With the historical heart of the city conquered on day one, it’s time to move onward and outward. Start using the Metrolink on day two and get out to some of the natural spaces and the suburbs full of character that ring the city center. Here’s the best way to spend your second day in Manchester.
Manchester is fairly short on hills but the monument at the summit of Heaton Park offers an excellent place to look back at the city as it comes to life. Take the tram from Victoria Station to Heaton Park and get a fresh start to your day with a walk (or a jog if you’re so inclined) through Manchester’s biggest green space.
If you’ve worked up an appetite then head back to town and visit Dishoom for an Indian-inspired brunch of naan sandwiches and coffee from the Malabar Coast. Alternatively, if you don’t mind a bit of a queue, aim for New Islington Marina for some of the most sumptuous pastries and bread in town at Pollen bakery.
A tram from the city center will shuttle you west to Trafford (alight at Trafford Bar), where you can check out two of Manchester’s most well-known sporting venues, Old Trafford football ground (home of Manchester United), and, perhaps confusingly, Old Trafford cricket ground (home of Lancashire Cricket Club). A tour of the football ground and its museum will set you back about $15.
Another tram journey from Trafford Bar to Chorlton will put you at the heart of a bohemian enclave of coffee shops and leafy streets. Take a walk up Beech Road and enjoy the wide array of independent shops and hip bars. Pause to enjoy the classic English village scene of Chorlton Green before making your way further out to the wilder environs of Chorlton Ees, a waterside wilderness full of flowers and fresh air.
Lunch at The Creameries is a wise move for any Chorlton visitor. It’s a bright, welcoming space inside an old dairy building that still retains its original tiling on the outside. There are plenty of options for lunch, all of them based on modern British cooking of passionately selected local produce. Don’t miss the exceptional breads and brioche.
If you hotfoot it back to town then you have time for a stopover at the Science and Industry Museum. Steam trains and mechanical inventions are just the start of the exhibitions there, and the interactive history of the city is a great visit for adults and children alike. The location of the museum, in Castlefield, is also something to be enjoyed, as it’s one of the city’s most notable conservation areas. Although there isn’t much left of it now, the Roman fort near the museum is the site of a first-century occupation, from when the city was called Mancunium.

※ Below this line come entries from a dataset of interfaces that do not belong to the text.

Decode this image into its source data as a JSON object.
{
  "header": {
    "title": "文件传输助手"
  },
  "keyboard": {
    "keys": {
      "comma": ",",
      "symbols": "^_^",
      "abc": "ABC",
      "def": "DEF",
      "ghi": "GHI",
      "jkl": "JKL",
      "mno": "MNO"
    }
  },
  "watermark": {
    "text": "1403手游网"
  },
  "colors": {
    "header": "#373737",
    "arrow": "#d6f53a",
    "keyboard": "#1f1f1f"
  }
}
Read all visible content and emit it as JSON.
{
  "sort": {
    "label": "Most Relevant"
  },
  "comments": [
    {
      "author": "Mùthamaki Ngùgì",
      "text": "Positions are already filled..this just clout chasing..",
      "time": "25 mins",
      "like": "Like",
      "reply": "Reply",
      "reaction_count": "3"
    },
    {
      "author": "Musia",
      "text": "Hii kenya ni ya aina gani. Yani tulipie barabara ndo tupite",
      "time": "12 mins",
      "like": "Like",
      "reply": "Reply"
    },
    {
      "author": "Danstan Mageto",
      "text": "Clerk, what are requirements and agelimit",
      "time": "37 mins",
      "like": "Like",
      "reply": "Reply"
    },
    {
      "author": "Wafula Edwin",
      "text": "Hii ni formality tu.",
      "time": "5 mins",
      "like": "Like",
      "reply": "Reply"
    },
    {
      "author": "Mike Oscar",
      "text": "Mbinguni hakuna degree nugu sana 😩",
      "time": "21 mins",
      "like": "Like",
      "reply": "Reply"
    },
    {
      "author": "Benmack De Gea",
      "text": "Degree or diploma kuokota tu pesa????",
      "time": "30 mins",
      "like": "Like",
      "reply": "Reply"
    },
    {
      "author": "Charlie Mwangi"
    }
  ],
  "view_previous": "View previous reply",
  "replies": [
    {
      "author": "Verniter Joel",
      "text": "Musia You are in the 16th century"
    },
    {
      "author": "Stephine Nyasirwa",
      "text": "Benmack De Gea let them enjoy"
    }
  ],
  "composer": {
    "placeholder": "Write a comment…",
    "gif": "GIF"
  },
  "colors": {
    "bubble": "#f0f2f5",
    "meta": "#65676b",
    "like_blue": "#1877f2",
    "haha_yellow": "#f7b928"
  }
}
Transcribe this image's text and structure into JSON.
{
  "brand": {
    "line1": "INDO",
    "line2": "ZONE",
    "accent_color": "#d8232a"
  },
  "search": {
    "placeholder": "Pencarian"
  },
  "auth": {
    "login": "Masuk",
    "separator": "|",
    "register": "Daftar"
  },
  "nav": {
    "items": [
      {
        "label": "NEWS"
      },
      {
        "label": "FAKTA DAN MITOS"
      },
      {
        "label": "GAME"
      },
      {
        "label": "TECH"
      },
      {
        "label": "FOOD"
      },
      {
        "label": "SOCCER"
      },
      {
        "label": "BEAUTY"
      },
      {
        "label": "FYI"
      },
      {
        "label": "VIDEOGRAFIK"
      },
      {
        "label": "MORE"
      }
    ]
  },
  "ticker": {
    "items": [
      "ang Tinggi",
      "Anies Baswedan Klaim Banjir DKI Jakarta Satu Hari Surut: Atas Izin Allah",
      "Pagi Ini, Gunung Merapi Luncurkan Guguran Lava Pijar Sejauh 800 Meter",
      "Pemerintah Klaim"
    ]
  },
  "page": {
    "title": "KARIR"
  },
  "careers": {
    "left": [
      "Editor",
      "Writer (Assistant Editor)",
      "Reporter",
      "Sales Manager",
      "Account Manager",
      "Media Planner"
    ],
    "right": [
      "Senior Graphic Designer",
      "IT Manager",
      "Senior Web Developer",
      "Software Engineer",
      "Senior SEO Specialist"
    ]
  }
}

A quick change into appropriate evening wear and it’s time to explore the south side of the city. Start with cocktails and snacks in the twinkly winter garden area of The Refuge, before moving inside the restaurant for some choice morsels in an intimate atmosphere.
If you want to keep things on the more casual end, there are a few bars to explore nearby. The Temple is a tiny spot with a lively and sociable atmosphere, especially notable because the entire place is a converted Victorian public toilet. On the bigger side, but still just as animated, is Gorilla, one of Manchester’s most popular live music and club venues. If you’re determined to live the high life, then make your way to Deansgate for the panoramic views offered at Cloud 23. You’ll need to book (and bring extra cash), but this sophisticated bar on the 23rd floor of the Hilton hotel may be that Champagne moment you’ve been waiting for. Challenging Cloud 23 for dominance of the skyline is newcomer 20 Stories, with an outdoor terrace that’s hard to beat.